Zach Wells(music leader) is a musician and songwriter based out of Atlanta, GA. While he’s not performing with Sam Burchfield, Zach enjoys participating in and leading worship at various churches in the Atlanta area. Between his years at Presbyterian College, Zach spent his summers working on summer staff at Montreat. In his free time, you can find Zach writing at the piano, traveling to new places, or searching for the best pizza in town.
The Rev. Andrew Wilkes(critical conversation leader) is an ordained minister, democratic socialist, writer, and the Principal of Wilkes Advocacy Group. A native of Atlanta, GA, Andrew is a proud graduate of Hampton University and Princeton Theological Seminary. He currently serves as an Associate Pastor at the Greater Allen A.M.E. Cathedral of New York, NY. He is a writer for The Guardian, The Huffington Post, Mic.com, Democratic Socialists of America, and more. Andrew resides in Harlem, NY with his wife, Gabby Cudjoe-Wilkes. Follow him on Twitter @AndrewJWilkes.

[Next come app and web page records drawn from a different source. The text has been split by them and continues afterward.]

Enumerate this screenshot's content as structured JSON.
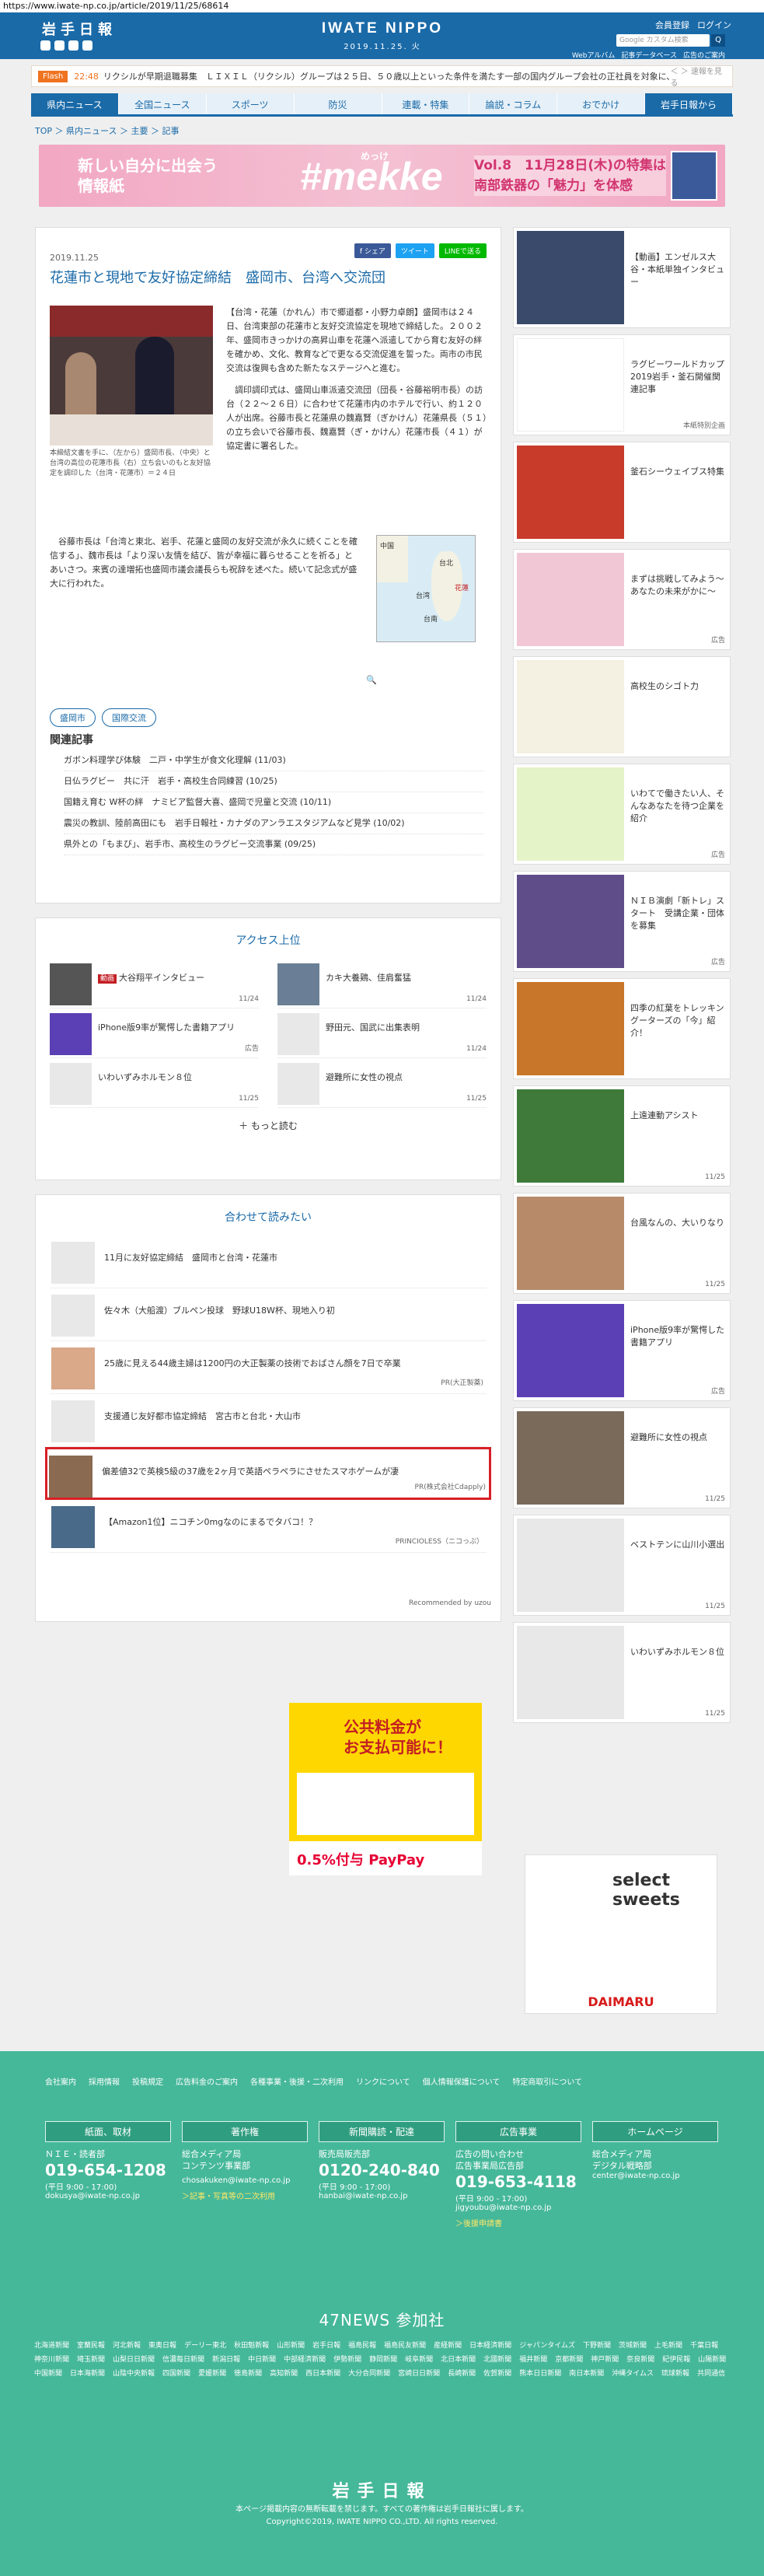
{
  "url": "https://www.iwate-np.co.jp/article/2019/11/25/68614",
  "header": {
    "logo": "岩手日報",
    "brand": "IWATE NIPPO",
    "date": "2019.11.25. 火",
    "member_register": "会員登録",
    "login": "ログイン",
    "search_placeholder": "Google カスタム検索",
    "search_btn": "Q",
    "links": [
      "Webアルバム",
      "記事データベース",
      "広告のご案内"
    ]
  },
  "flash": {
    "tag": "Flash",
    "time": "22:48",
    "text": "リクシルが早期退職募集　ＬＩＸＩＬ（リクシル）グループは２５日、５０歳以上といった条件を満たす一部の国内グループ会社の正社員を対象に、早期退職",
    "ctrl": "＜ ＞ 速報を見る"
  },
  "nav": [
    "県内ニュース",
    "全国ニュース",
    "スポーツ",
    "防災",
    "連載・特集",
    "論説・コラム",
    "おでかけ",
    "岩手日報から"
  ],
  "breadcrumb": "TOP ＞ 県内ニュース ＞ 主要 ＞ 記事",
  "banner": {
    "line1": "新しい自分に出会う",
    "line2": "情報紙",
    "mark": "#mekke",
    "mark_ruby": "めっけ",
    "vol": "Vol.8　11月28日(木)の特集は",
    "feature": "南部鉄器の「魅力」を体感"
  },
  "article": {
    "date": "2019.11.25",
    "title": "花蓮市と現地で友好協定締結　盛岡市、台湾へ交流団",
    "shares": [
      "f シェア",
      "ツイート",
      "LINEで送る"
    ],
    "caption": "本締結文書を手に、（左から）盛岡市長、（中央）と台湾の高位の花蓮市長（右）立ち会いのもと友好協定を調印した（台湾・花蓮市）＝２４日",
    "body1": "【台湾・花蓮（かれん）市で郷道都・小野力卓朗】盛岡市は２４日、台湾東部の花蓮市と友好交流協定を現地で締結した。２００２年、盛岡市きっかけの高昇山車を花蓮へ派遣してから育む友好の絆を確かめ、文化、教育などで更なる交流促進を誓った。両市の市民交流は復興も含めた新たなステージへと進む。",
    "body1b": "　調印調印式は、盛岡山車派遣交流団（団長・谷藤裕明市長）の訪台（２２～２６日）に合わせて花蓮市内のホテルで行い、約１２０人が出席。谷藤市長と花蓮県の魏嘉賢（ぎかけん）花蓮県長（５１）の立ち会いで谷藤市長、魏嘉賢（ぎ・かけん）花蓮市長（４１）が協定書に署名した。",
    "body2": "　谷藤市長は「台湾と東北、岩手、花蓮と盛岡の友好交流が永久に続くことを確信する」、魏市長は「より深い友情を結び、皆が幸福に暮らせることを祈る」とあいさつ。来賓の達増拓也盛岡市議会議長らも祝辞を述べた。続いて記念式が盛大に行われた。",
    "map_labels": [
      "中国",
      "台湾",
      "台北",
      "花蓮",
      "台南"
    ],
    "zoom_icon": "🔍",
    "tags": [
      "盛岡市",
      "国際交流"
    ],
    "related_heading": "関連記事",
    "related": [
      "ガボン料理学び体験　二戸・中学生が食文化理解 (11/03)",
      "日仏ラグビー　共に汗　岩手・高校生合同練習 (10/25)",
      "国籍え育む W杯の絆　ナミビア監督大喜、盛岡で児童と交流 (10/11)",
      "震災の教訓、陸前高田にも　岩手日報社・カナダのアンラエスタジアムなど見学 (10/02)",
      "県外との「もまび」、岩手市、高校生のラグビー交流事業 (09/25)"
    ]
  },
  "access": {
    "heading": "アクセス上位",
    "items": [
      {
        "badge": "動画",
        "text": "大谷翔平インタビュー",
        "date": "11/24"
      },
      {
        "text": "カキ大養鶏、佳肩奮猛",
        "date": "11/24"
      },
      {
        "text": "iPhone版9率が驚愕した書籍アプリ",
        "date": "広告"
      },
      {
        "text": "野田元、国武に出集表明",
        "date": "11/24"
      },
      {
        "text": "いわいずみホルモン８位",
        "date": "11/25"
      },
      {
        "text": "避難所に女性の視点",
        "date": "11/25"
      }
    ],
    "more": "＋ もっと読む"
  },
  "read": {
    "heading": "合わせて読みたい",
    "items": [
      {
        "text": "11月に友好協定締結　盛岡市と台湾・花蓮市",
        "pr": ""
      },
      {
        "text": "佐々木（大船渡）ブルペン投球　野球U18W杯、現地入り初",
        "pr": ""
      },
      {
        "text": "25歳に見える44歳主婦は1200円の大正製薬の技術でおばさん顔を7日で卒業",
        "pr": "PR(大正製薬)"
      },
      {
        "text": "支援通じ友好都市協定締結　宮古市と台北・大山市",
        "pr": ""
      },
      {
        "text": "偏差値32で英検5級の37歳を2ヶ月で英語ペラペラにさせたスマホゲームが凄",
        "pr": "PR(株式会社Cdapply)"
      },
      {
        "text": "【Amazon1位】ニコチン0mgなのにまるでタバコ！？",
        "pr": "PRINCIOLESS（ニコっぷ）"
      }
    ],
    "recommended": "Recommended by uzou"
  },
  "sidebar": [
    {
      "text": "【動画】エンゼルス大谷・本紙単独インタビュー",
      "date": ""
    },
    {
      "text": "ラグビーワールドカップ2019岩手・釜石開催関連記事",
      "date": "本紙特別企画"
    },
    {
      "text": "釜石シーウェイブス特集",
      "date": ""
    },
    {
      "text": "まずは挑戦してみよう～あなたの未来がかに～",
      "date": "広告"
    },
    {
      "text": "高校生のシゴト力",
      "date": ""
    },
    {
      "text": "いわてで働きたい人、そんなあなたを待つ企業を紹介",
      "date": "広告"
    },
    {
      "text": "ＮＩＢ演劇「新トレ」スタート　受講企業・団体を募集",
      "date": "広告"
    },
    {
      "text": "四季の紅葉をトレッキングーターズの「今」紹介！",
      "date": ""
    },
    {
      "text": "上遠連動アシスト",
      "date": "11/25"
    },
    {
      "text": "台風なんの、大いりなり",
      "date": "11/25"
    },
    {
      "text": "iPhone版9率が驚愕した書籍アプリ",
      "date": "広告"
    },
    {
      "text": "避難所に女性の視点",
      "date": "11/25"
    },
    {
      "text": "ベストテンに山川小選出",
      "date": "11/25"
    },
    {
      "text": "いわいずみホルモン８位",
      "date": "11/25"
    }
  ],
  "ads": {
    "ad1_head": "公共料金が\nお支払可能に！",
    "ad1_pay": "0.5%付与 PayPay",
    "ad2_title": "select sweets",
    "ad2_brand": "DAIMARU"
  },
  "footer": {
    "links": [
      "会社案内",
      "採用情報",
      "投稿規定",
      "広告料金のご案内",
      "各種事業・後援・二次利用",
      "リンクについて",
      "個人情報保護について",
      "特定商取引について"
    ],
    "boxes": [
      {
        "title": "紙面、取材",
        "label": "ＮＩＥ・読者部",
        "tel": "019-654-1208",
        "hours": "(平日 9:00 - 17:00)",
        "mail": "dokusya@iwate-np.co.jp",
        "extra": ""
      },
      {
        "title": "著作権",
        "label": "総合メディア局\nコンテンツ事業部",
        "tel": "",
        "hours": "",
        "mail": "chosakuken@iwate-np.co.jp",
        "extra": "＞記事・写真等の二次利用"
      },
      {
        "title": "新聞購読・配達",
        "label": "販売局販売部",
        "tel": "0120-240-840",
        "hours": "(平日 9:00 - 17:00)",
        "mail": "hanbai@iwate-np.co.jp",
        "extra": ""
      },
      {
        "title": "広告事業",
        "label": "広告の問い合わせ\n広告事業局広告部",
        "tel": "019-653-4118",
        "hours": "(平日 9:00 - 17:00)",
        "mail": "jigyoubu@iwate-np.co.jp",
        "extra": "＞後援申請書"
      },
      {
        "title": "ホームページ",
        "label": "総合メディア局\nデジタル戦略部",
        "tel": "",
        "hours": "",
        "mail": "center@iwate-np.co.jp",
        "extra": ""
      }
    ],
    "n47_title": "47NEWS 参加社",
    "n47": [
      "北海道新聞",
      "室蘭民報",
      "河北新報",
      "東奥日報",
      "デーリー東北",
      "秋田魁新報",
      "山形新聞",
      "岩手日報",
      "福島民報",
      "福島民友新聞",
      "産経新聞",
      "日本経済新聞",
      "ジャパンタイムズ",
      "下野新聞",
      "茨城新聞",
      "上毛新聞",
      "千葉日報",
      "神奈川新聞",
      "埼玉新聞",
      "山梨日日新聞",
      "信濃毎日新聞",
      "新潟日報",
      "中日新聞",
      "中部経済新聞",
      "伊勢新聞",
      "静岡新聞",
      "岐阜新聞",
      "北日本新聞",
      "北國新聞",
      "福井新聞",
      "京都新聞",
      "神戸新聞",
      "奈良新聞",
      "紀伊民報",
      "山陽新聞",
      "中国新聞",
      "日本海新聞",
      "山陰中央新報",
      "四国新聞",
      "愛媛新聞",
      "徳島新聞",
      "高知新聞",
      "西日本新聞",
      "大分合同新聞",
      "宮崎日日新聞",
      "長崎新聞",
      "佐賀新聞",
      "熊本日日新聞",
      "南日本新聞",
      "沖縄タイムス",
      "琉球新報",
      "共同通信"
    ],
    "logo": "岩手日報",
    "copy1": "本ページ掲載内容の無断転載を禁じます。すべての著作権は岩手日報社に属します。",
    "copy2": "Copyright©2019, IWATE NIPPO CO.,LTD. All rights reserved."
  }
}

Jessica Vazquez Torres(critical conversation leader) is a proven leader with 15 years experience in anti-racism, anti-oppression, and cultural competency workshop development and facilitation. She is active in peace and justice concerns, including worker justice, immigration reform and anti-racism. Jessica is deeply committed to addressing social structures and cultural dynamics that marginalize and minoritize communities and limit their access to resources. Jessica, a 1.5-Generation ESL Queer Latina of Puerto Rican descent, holds a Bachelors degree in Criminal Justice from the University of Central Florida, a Master of Divinity from Christian Theological Seminary, and a Master of Theological Studies from the Candler School of Theology at Emory University.
David LaMotte(critical conversation leader) is an award-winning songwriter, speaker, author, and activist. He has produced 11 CDs and performed 2500 concerts on 5 continents. He has published two illustrated children’s books, S.S. Bathtub, a rhyming book for small children based on his award-winning song of the same name, and White Flour, a whimsical introduction to nonviolence, based on true events. David’s most recent projects include his 2014 book Worldchanging 101: Challenging the Myth of Powerlessness (already in its 2nd printing), and PickOne.org, a web site that nourishes positive change by inspiring and empowering people to take action on issues they care about.